ANT 102 Chapter Notes - Chapter 5: Ancient Carthage, Ishango Bone, Egyptian Pyramids


Department
Anthropology
Course Code
ANT 102
Professor
Iflahen
Chapter
5

Page:
of 8
Project About :
The History
Of
AFRICA
Supervised by : Professor . Ahmed Radi
Edited by : Issam Ouchen
Group : 1
The history of Africa begins with the emergence of Homo
sapiens in East Africa, and continues into the present as a
patchwork of diverse and politically developing nation states.
The recorded history of early civilization arose in Egypt, and
later in Nubia, the Sahel, the Maghreb and the Horn of Africa.
During the Middle Ages, Islam spread through the regions.
Crossing the Maghreb and the Sahel, a major center of Muslim
culture was Timbuktu. Some notable pre-colonial states and
societies in Africa include the Nok culture, Mali Empire, Ashanti
Empire, Kingdom of Mapungubwe, Kingdom of Sine, Kingdom
of Saloum, Kingdom of Baol, Kingdom of Zimbabwe, Kingdom
of Kongo, Ancient Carthage, Numidia, Mauretania, the
Aksumite Empire, the Ajuran Sultanate and the Adal Sultanate.
From the late 15th century, Europeans and Arabs captured
Africans from West, Central and Southeast Africa and
kidnapped them overseas in the African slave trade.[1]
European colonization of Africa developed rapidly in the
Scramble for Africa of the late 19th and early 20th centuries. It
is widely believed that Africa had up to 10,000 different states
and autonomous groups with distinct languages and customs
before it was colonized.[2] Following struggles for
independence in many parts of the continent, as well as a
weakened Europe after the Second World War, decolonization
took place.
Africa's history has been challenging for researchers in the
field of African studies because of the scarcity of written
sources in large parts of the continent. Scholarly techniques
such as the recording of oral history, historical linguistics,
archaeology and genetics have been crucial.
Paleolithic :
The first known hominids evolved in Africa. According
to paleontology, the early hominids' skull anatomy was similar

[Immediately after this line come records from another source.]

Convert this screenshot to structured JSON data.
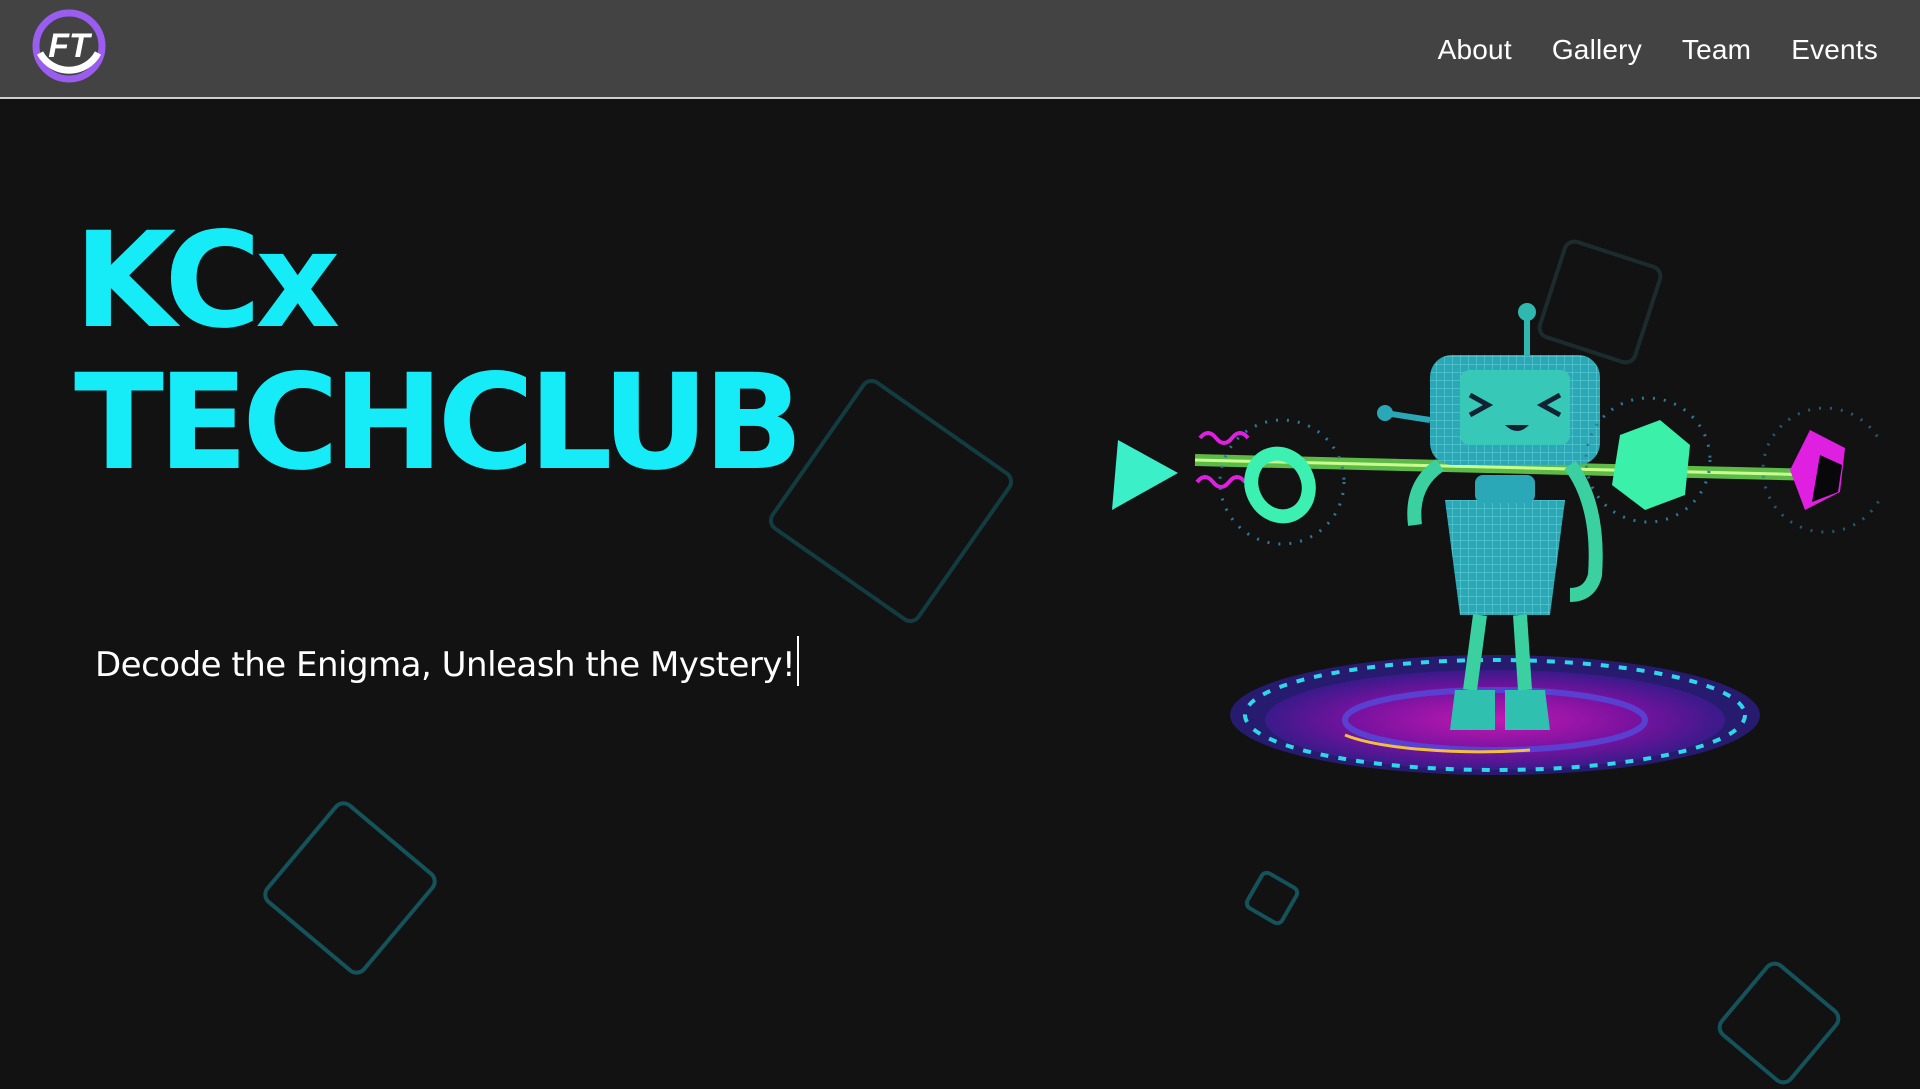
{
  "header": {
    "logo_text": "FT",
    "nav": [
      {
        "label": "About"
      },
      {
        "label": "Gallery"
      },
      {
        "label": "Team"
      },
      {
        "label": "Events"
      }
    ]
  },
  "hero": {
    "title_line1": "KCx",
    "title_line2": "TECHCLUB",
    "tagline": "Decode the Enigma, Unleash the Mystery!"
  },
  "colors": {
    "background": "#121213",
    "navbar": "#434343",
    "accent_cyan": "#16ecf7",
    "logo_purple": "#9b5cf0",
    "magenta": "#e020e0",
    "mint": "#3bf0b0"
  }
}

to that of the gorilla and chimpanzee, great apes that also
evolved in Africa, but the hominids had adopted
a bipedal locomotion and freed their hands. This gave them a
crucial advantage, enabling them to live in both forested areas

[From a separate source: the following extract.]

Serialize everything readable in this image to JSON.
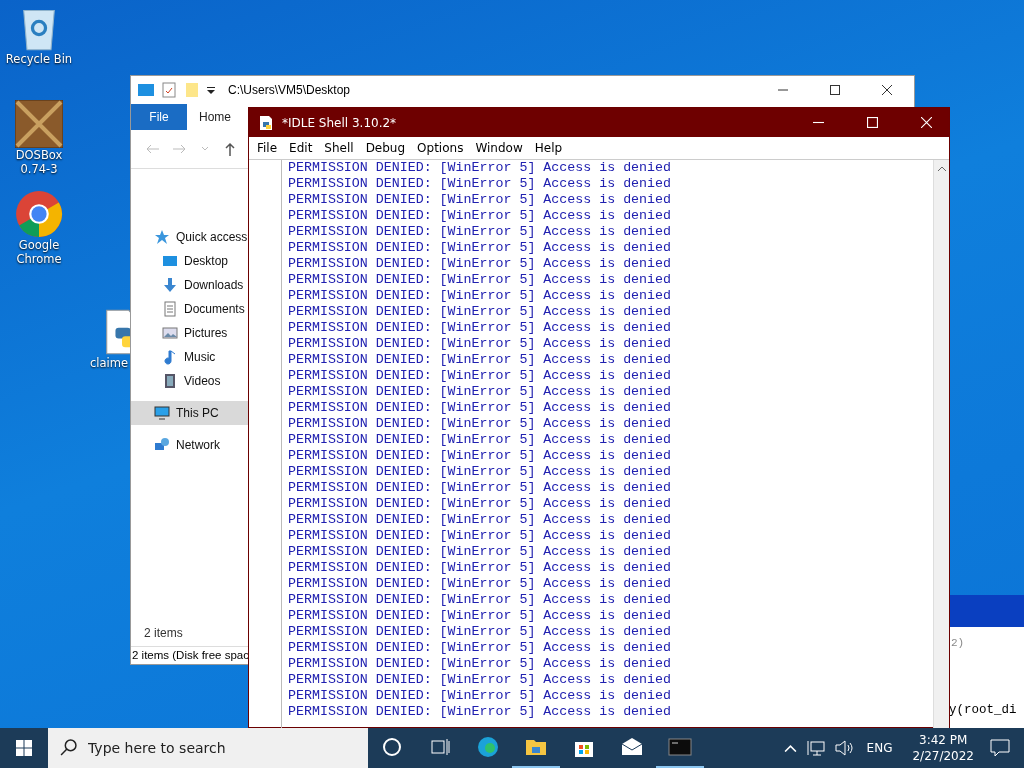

and on the open savanna at a time when Africa was drying up
and the savanna was encroaching on forested areas. This
occurred 10 to 5 million years ago.[3]
By 3 million years ago, several australopithecine hominid

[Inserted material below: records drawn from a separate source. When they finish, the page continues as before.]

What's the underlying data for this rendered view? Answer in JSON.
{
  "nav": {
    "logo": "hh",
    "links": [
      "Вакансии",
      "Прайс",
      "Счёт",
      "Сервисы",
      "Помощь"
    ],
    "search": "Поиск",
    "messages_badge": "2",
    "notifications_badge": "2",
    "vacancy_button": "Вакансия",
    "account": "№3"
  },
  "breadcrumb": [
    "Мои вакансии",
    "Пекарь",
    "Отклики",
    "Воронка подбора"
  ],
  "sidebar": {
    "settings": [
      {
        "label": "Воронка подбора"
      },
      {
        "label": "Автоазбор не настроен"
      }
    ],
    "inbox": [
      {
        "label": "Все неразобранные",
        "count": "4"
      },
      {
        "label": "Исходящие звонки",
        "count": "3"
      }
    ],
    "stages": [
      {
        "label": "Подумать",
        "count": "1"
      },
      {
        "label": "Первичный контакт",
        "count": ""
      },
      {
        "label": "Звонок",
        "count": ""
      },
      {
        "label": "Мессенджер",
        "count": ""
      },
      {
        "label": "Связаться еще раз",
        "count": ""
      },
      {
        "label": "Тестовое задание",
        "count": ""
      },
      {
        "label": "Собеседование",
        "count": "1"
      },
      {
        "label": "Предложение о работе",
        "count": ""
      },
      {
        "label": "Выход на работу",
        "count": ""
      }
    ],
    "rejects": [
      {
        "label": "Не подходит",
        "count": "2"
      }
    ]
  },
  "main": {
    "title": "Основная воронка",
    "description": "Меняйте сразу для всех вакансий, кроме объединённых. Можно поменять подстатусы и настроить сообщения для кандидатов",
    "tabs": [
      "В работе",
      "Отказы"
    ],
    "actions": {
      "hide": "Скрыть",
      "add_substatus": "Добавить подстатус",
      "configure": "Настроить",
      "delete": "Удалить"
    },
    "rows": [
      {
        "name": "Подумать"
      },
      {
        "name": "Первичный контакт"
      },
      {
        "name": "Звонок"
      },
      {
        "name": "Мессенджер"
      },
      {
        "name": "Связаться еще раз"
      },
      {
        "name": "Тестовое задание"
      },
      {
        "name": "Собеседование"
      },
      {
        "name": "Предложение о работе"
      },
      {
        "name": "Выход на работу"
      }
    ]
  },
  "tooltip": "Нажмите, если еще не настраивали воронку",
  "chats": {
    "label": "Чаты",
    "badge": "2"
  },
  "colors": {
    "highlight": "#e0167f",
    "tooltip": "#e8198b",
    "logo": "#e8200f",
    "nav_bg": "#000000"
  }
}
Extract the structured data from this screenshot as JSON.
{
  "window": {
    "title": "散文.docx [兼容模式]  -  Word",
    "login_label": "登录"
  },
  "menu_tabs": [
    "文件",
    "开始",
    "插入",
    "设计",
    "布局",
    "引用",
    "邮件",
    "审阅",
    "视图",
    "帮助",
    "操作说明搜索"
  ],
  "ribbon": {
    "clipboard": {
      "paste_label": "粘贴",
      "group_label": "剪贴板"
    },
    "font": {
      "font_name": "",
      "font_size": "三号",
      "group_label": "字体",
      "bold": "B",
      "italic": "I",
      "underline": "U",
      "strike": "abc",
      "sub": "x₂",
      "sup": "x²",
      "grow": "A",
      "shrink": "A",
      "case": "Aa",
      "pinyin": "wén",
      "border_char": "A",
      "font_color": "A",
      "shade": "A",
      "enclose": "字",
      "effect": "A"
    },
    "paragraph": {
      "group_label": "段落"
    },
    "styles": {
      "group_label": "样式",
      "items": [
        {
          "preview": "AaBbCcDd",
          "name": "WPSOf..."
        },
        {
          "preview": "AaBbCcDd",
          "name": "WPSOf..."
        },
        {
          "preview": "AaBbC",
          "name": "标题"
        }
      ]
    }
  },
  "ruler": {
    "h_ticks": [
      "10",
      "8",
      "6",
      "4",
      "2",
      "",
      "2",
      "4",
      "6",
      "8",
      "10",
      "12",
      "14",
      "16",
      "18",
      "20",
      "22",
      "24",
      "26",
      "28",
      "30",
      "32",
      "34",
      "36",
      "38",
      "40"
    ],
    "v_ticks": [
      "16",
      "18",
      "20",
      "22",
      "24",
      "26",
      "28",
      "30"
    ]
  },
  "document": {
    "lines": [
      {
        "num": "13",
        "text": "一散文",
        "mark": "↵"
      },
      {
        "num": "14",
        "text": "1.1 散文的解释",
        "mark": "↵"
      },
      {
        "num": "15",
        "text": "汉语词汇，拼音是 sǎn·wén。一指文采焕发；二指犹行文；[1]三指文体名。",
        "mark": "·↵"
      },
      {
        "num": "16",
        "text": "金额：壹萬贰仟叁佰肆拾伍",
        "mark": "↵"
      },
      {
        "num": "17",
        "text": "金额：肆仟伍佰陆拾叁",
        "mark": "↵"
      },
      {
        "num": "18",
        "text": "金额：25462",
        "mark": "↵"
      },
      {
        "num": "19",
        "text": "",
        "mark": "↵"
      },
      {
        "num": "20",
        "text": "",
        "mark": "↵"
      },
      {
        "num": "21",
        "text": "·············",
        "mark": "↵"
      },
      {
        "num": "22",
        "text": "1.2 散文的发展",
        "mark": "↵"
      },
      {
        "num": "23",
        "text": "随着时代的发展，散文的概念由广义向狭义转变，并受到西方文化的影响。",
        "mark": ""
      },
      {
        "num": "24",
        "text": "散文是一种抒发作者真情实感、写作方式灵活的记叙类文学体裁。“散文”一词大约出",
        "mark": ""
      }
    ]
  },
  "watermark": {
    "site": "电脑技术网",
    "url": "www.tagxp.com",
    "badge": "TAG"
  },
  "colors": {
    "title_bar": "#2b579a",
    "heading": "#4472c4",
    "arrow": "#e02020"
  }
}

species had developed
throughout southern, eastern and central Africa. They were
tool users, and makers of tools. They scavenged for meat and
were omnivores.[4]
By approximately 2.3 million years ago, primitive stone tools
were first used to scavenge kills made by other predators and
to harvest carrion and marrow from their bones. In
hunting, Homo habilis was probably not capable of competing
with large predators and was still more prey than hunter. H.
habilis probably did steal eggs from nests and may have been
able to catch small game and weakened larger prey (cubs and
older animals). The tools were classed as Oldowan.[5]
Around 1.8 million years ago, Homo ergaster first appeared in
the fossil record in Africa. From Homo ergaster, Homo
erectus evolved 1.5 million years ago. Some of the earlier
representatives of this species were still fairly small-brained
and used primitive stone tools, much like H. habilis. The brain
later grew in size, and H. erectus eventually developed a more
complex stone tool technology called the Acheulean. Possibly
the first hunters, H. erectus mastered the art of making fire and
was the first hominid to leave Africa, colonizing most of the Old
World and perhaps later giving rise to Homo floresiensis.
Although some recent writers suggest that Homo
georgicus was the first and most primitive hominid ever to live
outside Africa, many scientists consider H. georgicus to be an
early and primitive member of the H. erectus species.[6][7]